Harwich Port Commons Clears Planning Board

By: Alan Pollock

Topics: Development

Harwich Port Commons. FILE PHOTO

Owners Of Proposed Market Reach Agreement With Neighbors

HARWICH Having reached agreement with abutters, the developer of the proposed Harwich Port Commons market is moving the project ahead.

On Jan. 28, the planning board voted to continue debate on the application by Paul and Diane Manning, the owners of the new 12,400-square-foot building at 557-563 Route 28, in light of the dispute with neighbors. Abutter Joseph Della Morte of Cranberry Liquors raised concerns about beer and wine sales at the proposed the new market. Della Morte argued that a covenant between his store and the Mannings specifically prohibits the operation of a liquor store or package store in the new building next to his.

At last Tuesday’s meeting of the planning board, all opposition to the Harwich Port Commons proposal had vanished. Attorney Andrew Singer, representing the Mannings, said his clients, Della Morte and the owners of property on the opposite side – Richard and Bernadette Waystack – were now in agreement on the issue of parking and alcohol sales.

“The parties have reached a private resolution on that,” he said. The negotiations will continue between the parties “outside of this process,” Singer told the planning board.

Attorney William Crowell, representing Della Morte and the Waystacks, confirmed the agreement.

“Both of my clients are in support of the requests tonight for the amended site plan and the use special permit,” he said.

“It’s been an intensive few days of back and forth,” Della Morte told the planning board. “I think we’ve come to a reasonable, workable solution.”

Neither party elaborated on the terms of that solution. But news that the impasse had been broken seemed to reinvigorate public support for the project, which includes space for a retail farmers’ market and a delicatessen, with cafe seating for 24 people. Six of those seats will be outside in front of the store.

“I think this project is great for the town,” Miles Street resident Walter Mason said. “Markets like this are popping up all over the cities.”

Peter Hurst, who owns the kite shop across the street, said he supports the project.

“Mr. Manning has spent a considerable sum of money on the properties that he’s invested in the community,” he said.

“That building is a centerpiece of Harwich Port,” West Harwich resident James Horgan said. “And to see that full and vibrant would be an excellent asset.”

“I’m glad that all the parties involved have come to agreement,” Harwich Chamber of Commerce Executive Director Cyndi Williams said. She said she hopes Harwich Port Commons offers a butcher shop and a seafood market, “two things that are going to complement what we do already have in Harwich Port.” Singer said the goal is indeed to include retail meats and seafood. Answering another question by Williams, Singer said the new market will indeed be open year-round.

“Right answer,” Williams said with a chuckle.

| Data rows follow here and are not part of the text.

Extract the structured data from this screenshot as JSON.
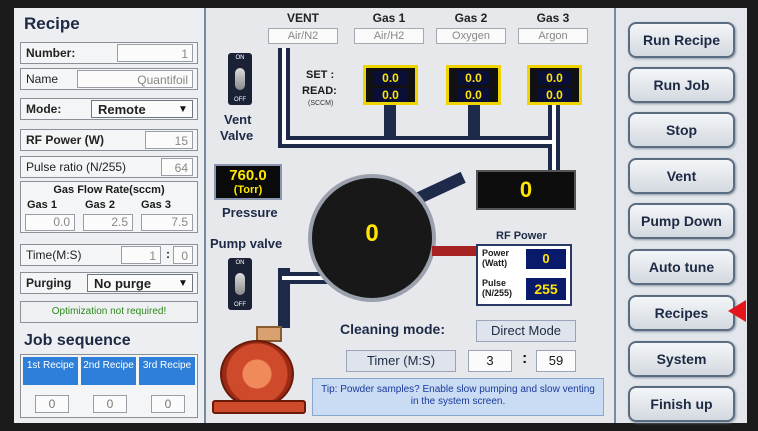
{
  "recipe": {
    "title": "Recipe",
    "number_label": "Number:",
    "number_value": "1",
    "name_label": "Name",
    "name_value": "Quantifoil",
    "mode_label": "Mode:",
    "mode_value": "Remote",
    "rf_power_label": "RF Power (W)",
    "rf_power_value": "15",
    "pulse_ratio_label": "Pulse ratio (N/255)",
    "pulse_ratio_value": "64",
    "gas_flow_title": "Gas Flow Rate(sccm)",
    "gas_labels": [
      "Gas 1",
      "Gas 2",
      "Gas 3"
    ],
    "gas_values": [
      "0.0",
      "2.5",
      "7.5"
    ],
    "time_label": "Time(M:S)",
    "time_min": "1",
    "time_sep": ":",
    "time_sec": "0",
    "purging_label": "Purging",
    "purging_value": "No purge",
    "optimization_note": "Optimization not required!"
  },
  "job_sequence": {
    "title": "Job sequence",
    "headers": [
      "1st Recipe",
      "2nd Recipe",
      "3rd Recipe"
    ],
    "values": [
      "0",
      "0",
      "0"
    ]
  },
  "gases": {
    "columns": [
      {
        "header": "VENT",
        "name": "Air/N2"
      },
      {
        "header": "Gas 1",
        "name": "Air/H2"
      },
      {
        "header": "Gas 2",
        "name": "Oxygen"
      },
      {
        "header": "Gas 3",
        "name": "Argon"
      }
    ],
    "set_label": "SET :",
    "read_label": "READ:",
    "unit_label": "(SCCM)",
    "set_values": [
      "0.0",
      "0.0",
      "0.0"
    ],
    "read_values": [
      "0.0",
      "0.0",
      "0.0"
    ]
  },
  "vent_valve": {
    "label_1": "Vent",
    "label_2": "Valve",
    "on": "ON",
    "off": "OFF"
  },
  "pump_valve": {
    "label": "Pump valve",
    "on": "ON",
    "off": "OFF"
  },
  "pressure": {
    "value": "760.0",
    "unit": "(Torr)",
    "label": "Pressure"
  },
  "chamber": {
    "value": "0"
  },
  "gauge_value": "0",
  "rf_power": {
    "title": "RF Power",
    "power_label": "Power (Watt)",
    "power_value": "0",
    "pulse_label": "Pulse (N/255)",
    "pulse_value": "255"
  },
  "cleaning_mode": {
    "label": "Cleaning mode:",
    "value": "Direct Mode"
  },
  "timer": {
    "label": "Timer (M:S)",
    "min": "3",
    "sep": ":",
    "sec": "59"
  },
  "tip": "Tip: Powder samples? Enable slow pumping and slow venting in the system screen.",
  "buttons": [
    "Run Recipe",
    "Run Job",
    "Stop",
    "Vent",
    "Pump Down",
    "Auto tune",
    "Recipes",
    "System",
    "Finish up"
  ],
  "colors": {
    "accent_blue": "#2e7fd9",
    "display_yellow": "#ffe600",
    "pipe_dark": "#1e2a4a",
    "indicator_red": "#e3151a"
  }
}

Chris Henry, Paul Manning’s son-in-law, said they are in talks with a Harwich Port man about operating the new store. The man already runs an existing business in town and has great ideas for Harwich Port Commons.

“He wants to partner with a prominent local Cape coffee roaster,” and would offer a coffee corner with Wi-Fi and space for customers to work or read the paper. “He’ll have a butcher counter with some light sandwiches pre-made for grab-and-go,” Henry added. There will be dry goods with “a heavy focus on local Cape Cod products,” in addition to fresh produce and seafood offerings, he said.

The new business will likely seek a retail package store license for alcohol sales, and may ultimately seek a beer and wine pouring license for patrons dining inside, Singer said.

Under town bylaws, delicatessens are considered to be fast food takeout, a use that requires a special permit. The required site plan special permit was also amended to reflect the six outdoor seats, which must be located in a way that doesn’t impede handicap accessibility or the flow of pedestrians on the sidewalk. Planning board members unanimously granted the two permits with the specified conditions.